There’s at least one area of substance abuse treatment that isn’t legally at least available in the US or Europe, but is in other nations, or at least falls into a grey area: psychedelic drugs.
It’s been thought, though not widely known, that psychedelic, psychoactive or hallucinogenic drugs such as ibogaine, ayahuasca and psilocybin might be able to treat – perhaps even cure – addiction.
For instance, in 1962 young heroin addict Howard Lotsof took ibogaine – a white powder derived from the root bark of a West African shrub – simply because he was looking for a new high. He had an intense “trip” that lasted a day-and-a-half or so, and when it wore off, he said he was “cured” of his heroin addiction. That is, he had no withdrawal pains nor any desire to take heroin or ibogaine again. Several friends had the same experience when he gave it to them.
Lotsof became a crusader for the drug. He tried but never succeeded in getting it made legal in the US. It remains on Schedule I of the Controlled Substances Act, along with heroin and cannabis as an irredeemable drug.
Many experts say that ibogaine is dangerous (there have been deaths, usually among people with pre-existing health conditions), or that it only “resets” the brain to a pre-addictive state and still requires conventional treatment and aftercare. Still, the clinics attract medical tourist addicts from around the world, including Scott Disick of Keeping Up with the Kardashians infamy. A non-hallucinogenic version of the drug, 18-MC or 18-methoxycoronaridine, is under development.
In the meantime, Lotsof convinced enough people of his cure that ibogaine clinics have spring up around the world – some popular medical tourism nations – including the Netherlands, Mexico, Costa Rica and New Zealand. Other psychedelics – including ayahuasca, psilocybin and LSD – have their advocates and their clinics.

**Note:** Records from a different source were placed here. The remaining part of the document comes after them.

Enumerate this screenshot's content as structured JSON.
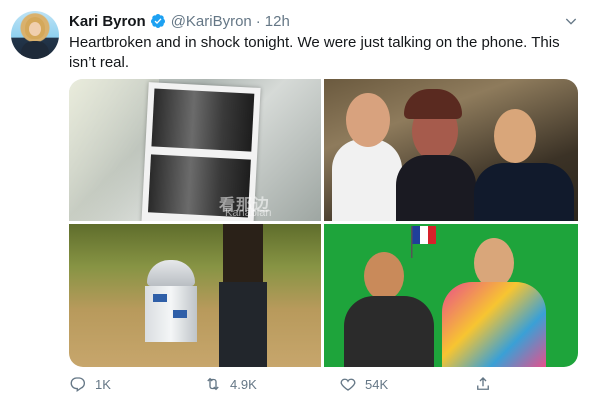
{
  "author": {
    "name": "Kari Byron",
    "handle": "@KariByron",
    "separator": "·",
    "time": "12h"
  },
  "tweet": {
    "text": "Heartbroken and in shock tonight. We were just talking on the phone. This isn’t real."
  },
  "media": {
    "watermark_main": "看那边",
    "watermark_sub": "Kanabian",
    "photos": [
      "photo-booth-strip",
      "group-photo",
      "r2d2-forest",
      "green-screen-flag"
    ]
  },
  "actions": {
    "reply_count": "1K",
    "retweet_count": "4.9K",
    "like_count": "54K"
  },
  "icons": {
    "verified": "verified-badge-icon",
    "caret": "chevron-down-icon",
    "reply": "reply-icon",
    "retweet": "retweet-icon",
    "like": "heart-icon",
    "share": "share-icon"
  },
  "colors": {
    "text": "#14171a",
    "secondary": "#657786",
    "verified": "#1da1f2",
    "green_screen": "#1ea43b"
  }
}
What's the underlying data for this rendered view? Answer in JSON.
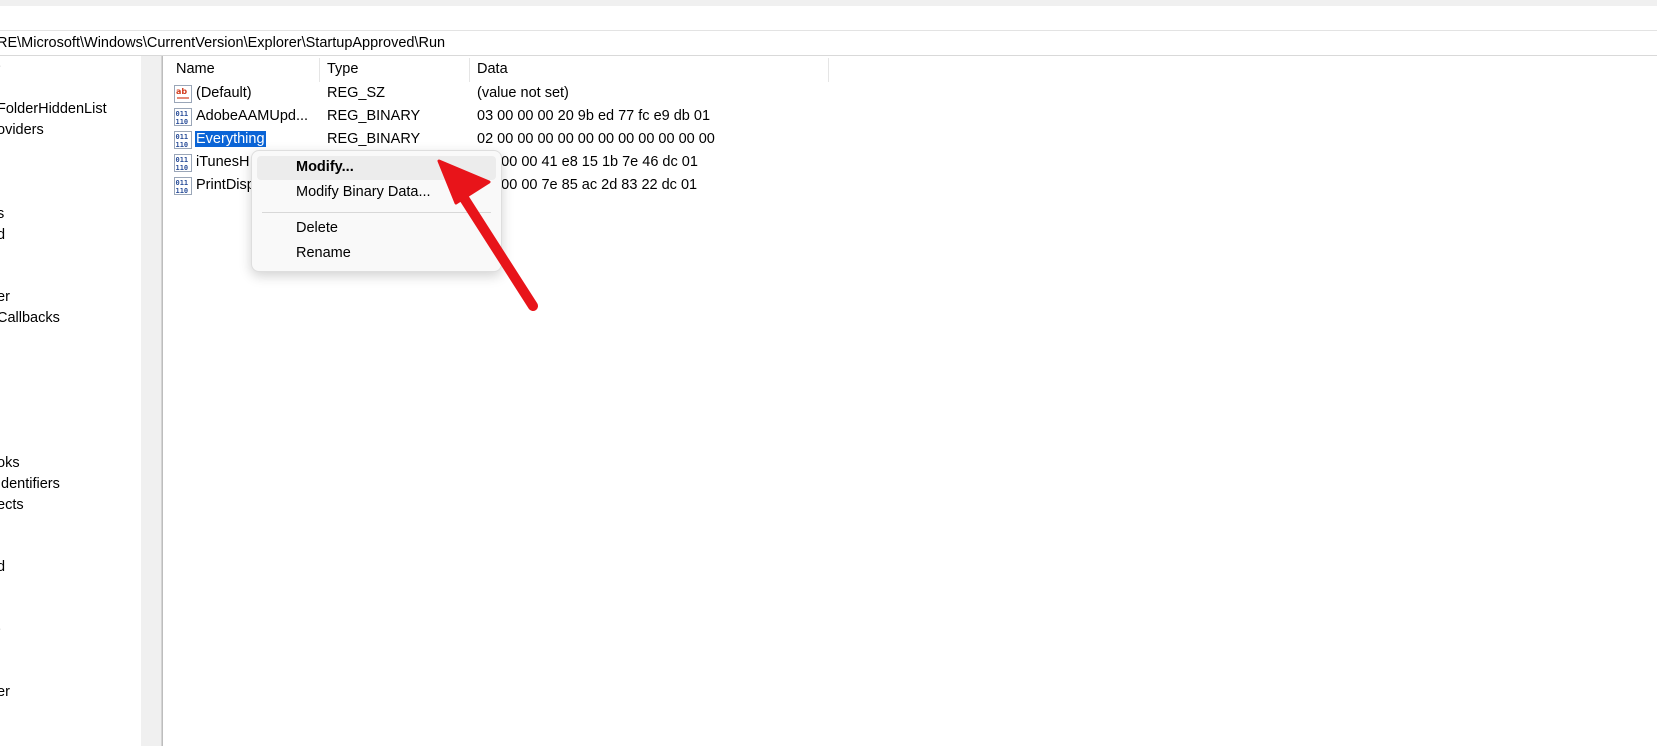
{
  "address_bar": {
    "path": "RE\\Microsoft\\Windows\\CurrentVersion\\Explorer\\StartupApproved\\Run"
  },
  "tree": {
    "items": [
      {
        "label": "FolderHiddenList"
      },
      {
        "label": "oviders"
      },
      {
        "label": "s"
      },
      {
        "label": "d"
      },
      {
        "label": "er"
      },
      {
        "label": "Callbacks"
      },
      {
        "label": "oks"
      },
      {
        "label": "Identifiers"
      },
      {
        "label": "ects"
      },
      {
        "label": "d"
      },
      {
        "label": "er"
      }
    ]
  },
  "list": {
    "columns": [
      {
        "label": "Name"
      },
      {
        "label": "Type"
      },
      {
        "label": "Data"
      }
    ],
    "rows": [
      {
        "name": "(Default)",
        "type": "REG_SZ",
        "data": "(value not set)",
        "icon": "string-value-icon"
      },
      {
        "name": "AdobeAAMUpd...",
        "type": "REG_BINARY",
        "data": "03 00 00 00 20 9b ed 77 fc e9 db 01",
        "icon": "binary-value-icon"
      },
      {
        "name": "Everything",
        "type": "REG_BINARY",
        "data": "02 00 00 00 00 00 00 00 00 00 00 00",
        "icon": "binary-value-icon"
      },
      {
        "name": "iTunesH",
        "type": "",
        "data": "00 00 00 41 e8 15 1b 7e 46 dc 01",
        "icon": "binary-value-icon"
      },
      {
        "name": "PrintDisp",
        "type": "",
        "data": "00 00 00 7e 85 ac 2d 83 22 dc 01",
        "icon": "binary-value-icon"
      }
    ]
  },
  "context_menu": {
    "modify": "Modify...",
    "modify_binary": "Modify Binary Data...",
    "delete": "Delete",
    "rename": "Rename"
  },
  "colors": {
    "selection": "#0a64d6",
    "annotation_arrow": "#e8141a"
  }
}
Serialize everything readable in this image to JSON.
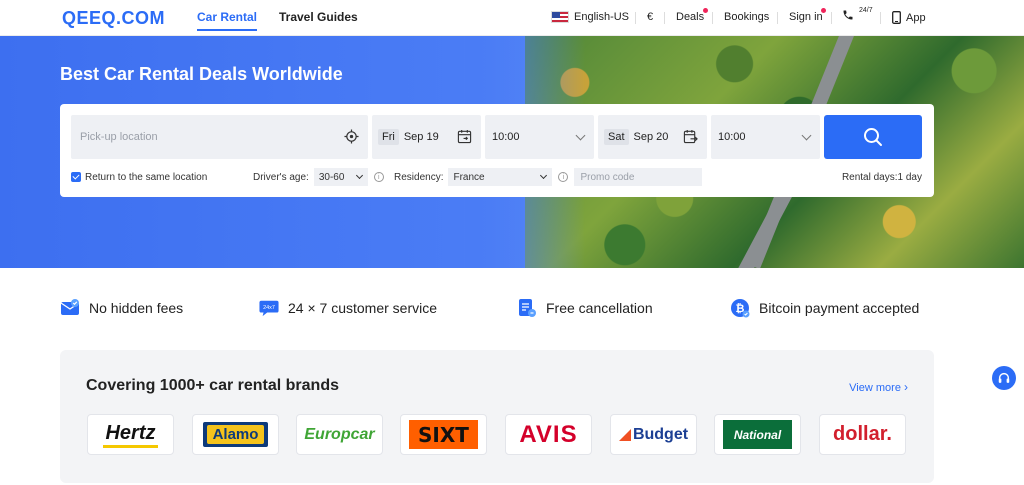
{
  "header": {
    "logo": "QEEQ.COM",
    "tabs": [
      {
        "label": "Car Rental",
        "active": true
      },
      {
        "label": "Travel Guides",
        "active": false
      }
    ],
    "language": "English-US",
    "currency": "€",
    "deals": "Deals",
    "bookings": "Bookings",
    "sign_in": "Sign in",
    "support_badge": "24/7",
    "app": "App"
  },
  "hero": {
    "title": "Best Car Rental Deals Worldwide"
  },
  "search": {
    "pickup_placeholder": "Pick-up location",
    "pickup_day": "Fri",
    "pickup_date": "Sep 19",
    "pickup_time": "10:00",
    "dropoff_day": "Sat",
    "dropoff_date": "Sep 20",
    "dropoff_time": "10:00",
    "same_location_label": "Return to the same location",
    "same_location_checked": true,
    "age_label": "Driver's age:",
    "age_value": "30-60",
    "residency_label": "Residency:",
    "residency_value": "France",
    "promo_placeholder": "Promo code",
    "rental_days": "Rental days:1 day"
  },
  "features": [
    {
      "label": "No hidden fees",
      "icon": "envelope-check-icon"
    },
    {
      "label": "24 × 7 customer service",
      "icon": "chat-24x7-icon"
    },
    {
      "label": "Free cancellation",
      "icon": "document-cancel-icon"
    },
    {
      "label": "Bitcoin payment accepted",
      "icon": "bitcoin-icon"
    }
  ],
  "brands": {
    "title": "Covering 1000+ car rental brands",
    "view_more": "View more",
    "items": [
      {
        "name": "Hertz"
      },
      {
        "name": "Alamo"
      },
      {
        "name": "Europcar"
      },
      {
        "name": "SIXT"
      },
      {
        "name": "AVIS"
      },
      {
        "name": "Budget"
      },
      {
        "name": "National"
      },
      {
        "name": "dollar."
      }
    ]
  },
  "colors": {
    "accent": "#2b6cf6",
    "badge_red": "#f0245a"
  }
}
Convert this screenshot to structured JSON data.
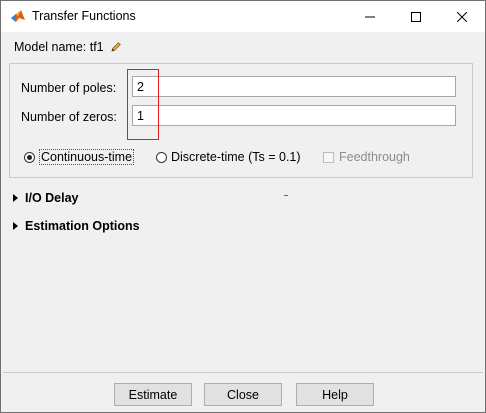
{
  "window": {
    "title": "Transfer Functions",
    "app_icon": "matlab-logo-icon",
    "controls": [
      "minimize-icon",
      "maximize-icon",
      "close-icon"
    ]
  },
  "model": {
    "label": "Model name: tf1",
    "edit_icon": "pencil-icon"
  },
  "fields": {
    "poles_label": "Number of poles:",
    "poles_value": "2",
    "zeros_label": "Number of zeros:",
    "zeros_value": "1"
  },
  "time_domain": {
    "continuous_label": "Continuous-time",
    "discrete_label": "Discrete-time (Ts = 0.1)",
    "feedthrough_label": "Feedthrough",
    "selected": "continuous",
    "feedthrough_checked": false,
    "feedthrough_enabled": false
  },
  "sections": {
    "io_delay": "I/O Delay",
    "estimation_options": "Estimation Options"
  },
  "buttons": {
    "estimate": "Estimate",
    "close": "Close",
    "help": "Help"
  },
  "colors": {
    "highlight": "#e11d1d",
    "window_bg": "#f0f0f0",
    "button_bg": "#e1e1e1"
  }
}
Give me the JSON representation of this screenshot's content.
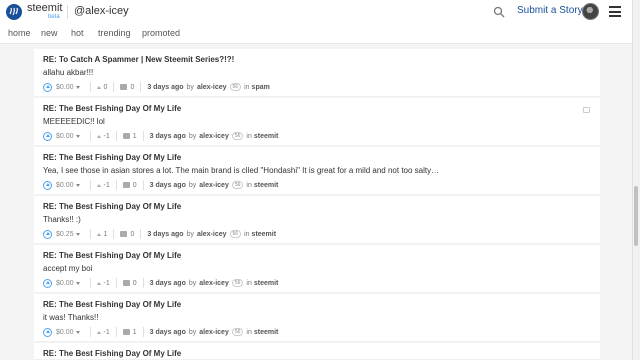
{
  "header": {
    "brand": "steemit",
    "beta": "beta",
    "username": "@alex-icey",
    "submit": "Submit a Story"
  },
  "nav": [
    "home",
    "new",
    "hot",
    "trending",
    "promoted"
  ],
  "items": [
    {
      "title": "RE: To Catch A Spammer | New Steemit Series?!?!",
      "body": "allahu akbar!!!",
      "payout": "$0.00",
      "votes": "0",
      "comments": "0",
      "time": "3 days ago",
      "by": "by",
      "author": "alex-icey",
      "rep": "56",
      "in": "in",
      "category": "spam"
    },
    {
      "title": "RE: The Best Fishing Day Of My Life",
      "body": "MEEEEEDIC!! lol",
      "payout": "$0.00",
      "votes": "-1",
      "comments": "1",
      "time": "3 days ago",
      "by": "by",
      "author": "alex-icey",
      "rep": "56",
      "in": "in",
      "category": "steemit"
    },
    {
      "title": "RE: The Best Fishing Day Of My Life",
      "body": "Yea, I see those in asian stores a lot. The main brand is clled \"Hondashi\" It is great for a mild and not too salty…",
      "payout": "$0.00",
      "votes": "-1",
      "comments": "0",
      "time": "3 days ago",
      "by": "by",
      "author": "alex-icey",
      "rep": "56",
      "in": "in",
      "category": "steemit"
    },
    {
      "title": "RE: The Best Fishing Day Of My Life",
      "body": "Thanks!! :)",
      "payout": "$0.25",
      "votes": "1",
      "comments": "0",
      "time": "3 days ago",
      "by": "by",
      "author": "alex-icey",
      "rep": "56",
      "in": "in",
      "category": "steemit"
    },
    {
      "title": "RE: The Best Fishing Day Of My Life",
      "body": "accept my boi",
      "payout": "$0.00",
      "votes": "-1",
      "comments": "0",
      "time": "3 days ago",
      "by": "by",
      "author": "alex-icey",
      "rep": "56",
      "in": "in",
      "category": "steemit"
    },
    {
      "title": "RE: The Best Fishing Day Of My Life",
      "body": "it was! Thanks!!",
      "payout": "$0.00",
      "votes": "-1",
      "comments": "1",
      "time": "3 days ago",
      "by": "by",
      "author": "alex-icey",
      "rep": "56",
      "in": "in",
      "category": "steemit"
    },
    {
      "title": "RE: The Best Fishing Day Of My Life",
      "body": "",
      "payout": "",
      "votes": "",
      "comments": "",
      "time": "",
      "by": "",
      "author": "",
      "rep": "",
      "in": "",
      "category": ""
    }
  ]
}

With alternative substance abuse treatment, it’s not always possible to do research, avoid the charlatans, and be reasonably assured of safety. It usually is with basic medical tourism: cosmetic surgery, hip and joint replacement, cardiovascular. Look for destinations with:
Political transparency and stability. Avoid areas that are war-torn or warlord-dominated.
State-of-the-art medical technology and best practices. Internationally trained staff (maybe even the US or UK). Internationally accredited, with government and private investment.
As demand for containing health care costs increases, more insurance companies may determine (as some employers already have) that it’s in their interest to encourage medical tourism. It seems that the industry will continue to grow. It must be ensured that this occurs – safely and healthily.